═════ Task material

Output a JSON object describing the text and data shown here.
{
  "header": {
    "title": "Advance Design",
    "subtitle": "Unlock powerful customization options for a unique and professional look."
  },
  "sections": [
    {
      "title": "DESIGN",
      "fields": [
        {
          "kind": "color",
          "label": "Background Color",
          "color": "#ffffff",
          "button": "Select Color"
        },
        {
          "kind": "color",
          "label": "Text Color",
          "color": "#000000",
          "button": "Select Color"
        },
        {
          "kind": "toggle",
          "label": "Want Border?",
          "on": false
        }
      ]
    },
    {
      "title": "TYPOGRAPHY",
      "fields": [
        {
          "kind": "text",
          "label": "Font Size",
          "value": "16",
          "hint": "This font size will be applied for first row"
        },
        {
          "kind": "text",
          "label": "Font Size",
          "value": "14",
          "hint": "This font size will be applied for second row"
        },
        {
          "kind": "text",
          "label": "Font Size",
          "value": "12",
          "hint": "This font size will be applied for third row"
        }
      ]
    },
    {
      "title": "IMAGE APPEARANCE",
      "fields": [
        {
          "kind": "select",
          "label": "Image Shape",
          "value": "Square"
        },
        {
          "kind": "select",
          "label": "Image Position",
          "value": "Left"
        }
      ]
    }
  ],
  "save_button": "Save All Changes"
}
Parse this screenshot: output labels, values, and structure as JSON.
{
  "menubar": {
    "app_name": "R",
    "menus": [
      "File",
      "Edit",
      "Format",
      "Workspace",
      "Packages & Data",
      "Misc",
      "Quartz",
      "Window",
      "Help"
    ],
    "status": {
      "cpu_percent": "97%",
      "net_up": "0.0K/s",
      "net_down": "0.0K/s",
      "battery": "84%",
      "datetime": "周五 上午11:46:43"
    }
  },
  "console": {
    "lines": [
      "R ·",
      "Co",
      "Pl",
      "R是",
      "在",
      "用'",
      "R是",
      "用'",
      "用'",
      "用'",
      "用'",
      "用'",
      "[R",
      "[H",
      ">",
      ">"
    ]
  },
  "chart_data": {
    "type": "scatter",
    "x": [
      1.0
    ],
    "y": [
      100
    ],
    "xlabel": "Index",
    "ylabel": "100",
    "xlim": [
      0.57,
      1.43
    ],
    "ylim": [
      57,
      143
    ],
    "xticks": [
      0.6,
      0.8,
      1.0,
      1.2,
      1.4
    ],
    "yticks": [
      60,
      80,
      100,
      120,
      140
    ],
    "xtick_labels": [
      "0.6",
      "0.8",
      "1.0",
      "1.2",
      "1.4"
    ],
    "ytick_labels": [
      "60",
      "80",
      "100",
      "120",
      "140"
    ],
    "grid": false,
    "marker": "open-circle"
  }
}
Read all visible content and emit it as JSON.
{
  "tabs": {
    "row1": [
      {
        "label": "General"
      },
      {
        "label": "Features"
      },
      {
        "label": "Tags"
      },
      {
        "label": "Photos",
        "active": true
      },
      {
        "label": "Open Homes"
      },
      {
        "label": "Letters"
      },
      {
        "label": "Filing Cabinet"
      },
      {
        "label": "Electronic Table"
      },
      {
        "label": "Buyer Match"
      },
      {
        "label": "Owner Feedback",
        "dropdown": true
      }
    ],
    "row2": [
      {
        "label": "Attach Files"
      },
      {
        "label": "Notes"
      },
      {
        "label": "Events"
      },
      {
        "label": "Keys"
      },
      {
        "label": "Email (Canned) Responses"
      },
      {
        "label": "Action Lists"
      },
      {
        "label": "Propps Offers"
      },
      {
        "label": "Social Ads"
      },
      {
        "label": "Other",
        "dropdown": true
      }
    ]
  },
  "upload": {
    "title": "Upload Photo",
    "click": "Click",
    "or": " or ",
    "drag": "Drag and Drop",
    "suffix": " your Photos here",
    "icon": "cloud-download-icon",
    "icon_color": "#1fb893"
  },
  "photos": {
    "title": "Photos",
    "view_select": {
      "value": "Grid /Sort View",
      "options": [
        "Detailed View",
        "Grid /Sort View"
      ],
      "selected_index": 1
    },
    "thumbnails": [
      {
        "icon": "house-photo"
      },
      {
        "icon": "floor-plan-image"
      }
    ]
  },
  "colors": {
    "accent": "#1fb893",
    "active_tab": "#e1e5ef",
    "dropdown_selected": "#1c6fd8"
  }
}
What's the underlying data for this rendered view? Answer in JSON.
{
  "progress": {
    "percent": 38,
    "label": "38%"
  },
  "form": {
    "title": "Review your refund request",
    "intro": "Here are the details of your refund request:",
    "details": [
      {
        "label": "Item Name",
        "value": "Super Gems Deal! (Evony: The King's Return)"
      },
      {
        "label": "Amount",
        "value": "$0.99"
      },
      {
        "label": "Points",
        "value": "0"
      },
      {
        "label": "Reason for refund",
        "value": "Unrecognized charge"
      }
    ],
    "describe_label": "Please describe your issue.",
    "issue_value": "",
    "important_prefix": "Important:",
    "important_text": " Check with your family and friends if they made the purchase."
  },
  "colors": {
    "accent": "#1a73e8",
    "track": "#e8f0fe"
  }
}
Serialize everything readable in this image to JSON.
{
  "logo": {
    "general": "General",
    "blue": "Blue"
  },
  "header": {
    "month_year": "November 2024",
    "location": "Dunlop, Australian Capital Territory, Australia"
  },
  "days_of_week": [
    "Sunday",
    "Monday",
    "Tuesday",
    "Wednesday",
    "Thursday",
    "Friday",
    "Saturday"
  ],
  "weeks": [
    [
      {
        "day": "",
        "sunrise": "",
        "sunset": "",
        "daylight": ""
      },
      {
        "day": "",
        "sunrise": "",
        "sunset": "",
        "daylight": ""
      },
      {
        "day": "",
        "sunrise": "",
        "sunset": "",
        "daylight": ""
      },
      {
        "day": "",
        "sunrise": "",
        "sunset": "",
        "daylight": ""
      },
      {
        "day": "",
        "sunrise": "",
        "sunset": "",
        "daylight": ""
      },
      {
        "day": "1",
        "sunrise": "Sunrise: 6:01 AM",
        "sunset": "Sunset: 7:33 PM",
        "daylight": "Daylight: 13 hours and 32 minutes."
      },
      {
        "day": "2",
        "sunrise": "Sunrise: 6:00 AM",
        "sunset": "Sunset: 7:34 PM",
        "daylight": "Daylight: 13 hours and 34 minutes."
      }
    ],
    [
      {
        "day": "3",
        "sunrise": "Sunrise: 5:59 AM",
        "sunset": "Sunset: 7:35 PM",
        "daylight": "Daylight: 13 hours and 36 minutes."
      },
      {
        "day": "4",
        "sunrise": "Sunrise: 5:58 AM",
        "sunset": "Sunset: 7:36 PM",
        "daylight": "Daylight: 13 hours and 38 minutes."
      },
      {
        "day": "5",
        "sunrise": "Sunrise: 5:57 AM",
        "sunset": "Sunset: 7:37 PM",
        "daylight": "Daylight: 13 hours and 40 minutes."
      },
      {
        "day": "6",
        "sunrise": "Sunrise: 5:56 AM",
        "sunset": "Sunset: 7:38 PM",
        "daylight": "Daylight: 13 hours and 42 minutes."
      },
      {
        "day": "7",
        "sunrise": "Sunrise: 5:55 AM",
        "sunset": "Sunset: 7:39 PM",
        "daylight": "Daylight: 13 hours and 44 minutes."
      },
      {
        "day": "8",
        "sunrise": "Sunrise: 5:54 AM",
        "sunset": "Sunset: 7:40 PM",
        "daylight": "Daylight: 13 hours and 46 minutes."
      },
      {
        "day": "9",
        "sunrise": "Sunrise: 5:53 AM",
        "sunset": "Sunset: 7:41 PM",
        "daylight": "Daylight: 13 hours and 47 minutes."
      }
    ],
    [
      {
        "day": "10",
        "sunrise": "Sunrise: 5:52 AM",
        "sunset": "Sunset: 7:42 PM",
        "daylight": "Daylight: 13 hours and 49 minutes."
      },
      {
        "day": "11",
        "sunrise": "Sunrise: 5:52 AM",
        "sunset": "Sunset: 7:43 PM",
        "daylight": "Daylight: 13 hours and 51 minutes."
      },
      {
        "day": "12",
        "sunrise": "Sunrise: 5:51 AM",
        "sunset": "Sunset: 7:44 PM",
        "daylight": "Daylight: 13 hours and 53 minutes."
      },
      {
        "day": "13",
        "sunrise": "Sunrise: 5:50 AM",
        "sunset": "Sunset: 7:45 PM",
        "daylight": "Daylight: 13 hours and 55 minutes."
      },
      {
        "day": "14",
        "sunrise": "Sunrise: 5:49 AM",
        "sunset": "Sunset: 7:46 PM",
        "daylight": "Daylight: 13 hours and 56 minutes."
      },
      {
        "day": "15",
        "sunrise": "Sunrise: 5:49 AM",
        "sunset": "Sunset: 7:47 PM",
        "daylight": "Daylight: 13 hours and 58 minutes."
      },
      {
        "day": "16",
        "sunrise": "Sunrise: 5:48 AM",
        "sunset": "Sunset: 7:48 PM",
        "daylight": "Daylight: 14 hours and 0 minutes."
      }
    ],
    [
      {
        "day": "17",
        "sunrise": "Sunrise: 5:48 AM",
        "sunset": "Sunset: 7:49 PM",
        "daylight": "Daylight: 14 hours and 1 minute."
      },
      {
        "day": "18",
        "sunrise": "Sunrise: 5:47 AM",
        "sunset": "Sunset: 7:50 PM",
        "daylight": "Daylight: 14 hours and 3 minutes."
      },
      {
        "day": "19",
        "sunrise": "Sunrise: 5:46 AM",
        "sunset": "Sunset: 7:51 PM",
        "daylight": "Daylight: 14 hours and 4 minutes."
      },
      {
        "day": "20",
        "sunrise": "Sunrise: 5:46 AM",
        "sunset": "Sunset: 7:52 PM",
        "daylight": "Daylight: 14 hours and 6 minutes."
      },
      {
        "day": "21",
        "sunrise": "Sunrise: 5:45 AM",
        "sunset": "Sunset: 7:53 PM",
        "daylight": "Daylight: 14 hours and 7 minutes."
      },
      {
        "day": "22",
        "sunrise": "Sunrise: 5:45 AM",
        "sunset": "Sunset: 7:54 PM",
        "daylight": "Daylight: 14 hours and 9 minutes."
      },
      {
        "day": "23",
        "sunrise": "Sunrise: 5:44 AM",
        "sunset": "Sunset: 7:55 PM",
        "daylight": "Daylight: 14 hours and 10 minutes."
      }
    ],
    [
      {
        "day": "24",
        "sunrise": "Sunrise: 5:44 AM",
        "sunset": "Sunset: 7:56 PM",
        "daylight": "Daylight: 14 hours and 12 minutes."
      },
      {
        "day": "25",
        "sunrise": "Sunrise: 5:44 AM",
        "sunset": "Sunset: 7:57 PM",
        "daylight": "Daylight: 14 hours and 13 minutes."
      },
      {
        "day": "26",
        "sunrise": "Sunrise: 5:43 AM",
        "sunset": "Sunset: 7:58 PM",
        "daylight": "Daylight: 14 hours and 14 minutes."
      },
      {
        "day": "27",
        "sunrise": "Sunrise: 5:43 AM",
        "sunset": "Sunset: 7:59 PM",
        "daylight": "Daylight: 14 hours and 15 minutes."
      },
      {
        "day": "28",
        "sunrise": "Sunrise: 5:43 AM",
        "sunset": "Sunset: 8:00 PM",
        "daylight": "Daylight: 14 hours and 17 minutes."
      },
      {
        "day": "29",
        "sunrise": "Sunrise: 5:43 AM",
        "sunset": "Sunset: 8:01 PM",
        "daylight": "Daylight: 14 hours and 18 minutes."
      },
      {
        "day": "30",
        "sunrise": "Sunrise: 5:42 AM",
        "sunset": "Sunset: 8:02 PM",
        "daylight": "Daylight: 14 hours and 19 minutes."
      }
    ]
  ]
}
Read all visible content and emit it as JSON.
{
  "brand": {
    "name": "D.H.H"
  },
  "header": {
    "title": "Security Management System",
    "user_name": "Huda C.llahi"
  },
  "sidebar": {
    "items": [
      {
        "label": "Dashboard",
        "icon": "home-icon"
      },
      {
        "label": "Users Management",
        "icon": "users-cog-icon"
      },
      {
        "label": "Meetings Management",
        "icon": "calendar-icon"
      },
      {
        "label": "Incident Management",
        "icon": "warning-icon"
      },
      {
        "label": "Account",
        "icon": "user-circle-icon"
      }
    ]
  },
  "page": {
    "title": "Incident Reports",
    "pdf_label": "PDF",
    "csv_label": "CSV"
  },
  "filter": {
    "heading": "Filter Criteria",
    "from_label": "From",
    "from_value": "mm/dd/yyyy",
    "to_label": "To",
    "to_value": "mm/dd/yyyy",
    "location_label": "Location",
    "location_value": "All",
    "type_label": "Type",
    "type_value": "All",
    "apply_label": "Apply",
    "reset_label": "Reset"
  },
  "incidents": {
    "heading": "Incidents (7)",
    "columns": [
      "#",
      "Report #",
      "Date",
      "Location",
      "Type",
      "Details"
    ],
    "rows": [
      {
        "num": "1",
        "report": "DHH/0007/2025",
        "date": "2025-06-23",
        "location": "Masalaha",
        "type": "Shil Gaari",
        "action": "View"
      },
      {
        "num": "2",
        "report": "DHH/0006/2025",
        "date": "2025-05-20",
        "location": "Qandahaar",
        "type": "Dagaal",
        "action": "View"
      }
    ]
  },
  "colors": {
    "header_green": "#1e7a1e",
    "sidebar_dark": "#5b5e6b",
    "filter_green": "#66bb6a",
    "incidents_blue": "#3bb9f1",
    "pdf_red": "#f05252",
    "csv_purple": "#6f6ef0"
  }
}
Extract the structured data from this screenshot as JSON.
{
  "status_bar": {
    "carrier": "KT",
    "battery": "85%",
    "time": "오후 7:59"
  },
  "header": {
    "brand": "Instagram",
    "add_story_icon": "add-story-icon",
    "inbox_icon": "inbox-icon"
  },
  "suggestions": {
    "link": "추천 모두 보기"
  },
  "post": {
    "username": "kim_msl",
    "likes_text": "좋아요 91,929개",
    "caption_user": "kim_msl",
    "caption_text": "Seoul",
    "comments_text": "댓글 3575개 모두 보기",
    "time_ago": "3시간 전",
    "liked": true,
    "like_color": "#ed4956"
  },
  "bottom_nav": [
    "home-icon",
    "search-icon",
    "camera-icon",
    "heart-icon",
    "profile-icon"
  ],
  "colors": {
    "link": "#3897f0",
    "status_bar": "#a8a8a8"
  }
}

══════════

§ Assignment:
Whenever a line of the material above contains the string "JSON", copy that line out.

§ Answer to the problem:
Output a JSON object describing the text and data shown here.
Parse this screenshot: output labels, values, and structure as JSON.
Read all visible content and emit it as JSON.
What's the underlying data for this rendered view? Answer in JSON.
Serialize everything readable in this image to JSON.
Read all visible content and emit it as JSON.
Extract the structured data from this screenshot as JSON.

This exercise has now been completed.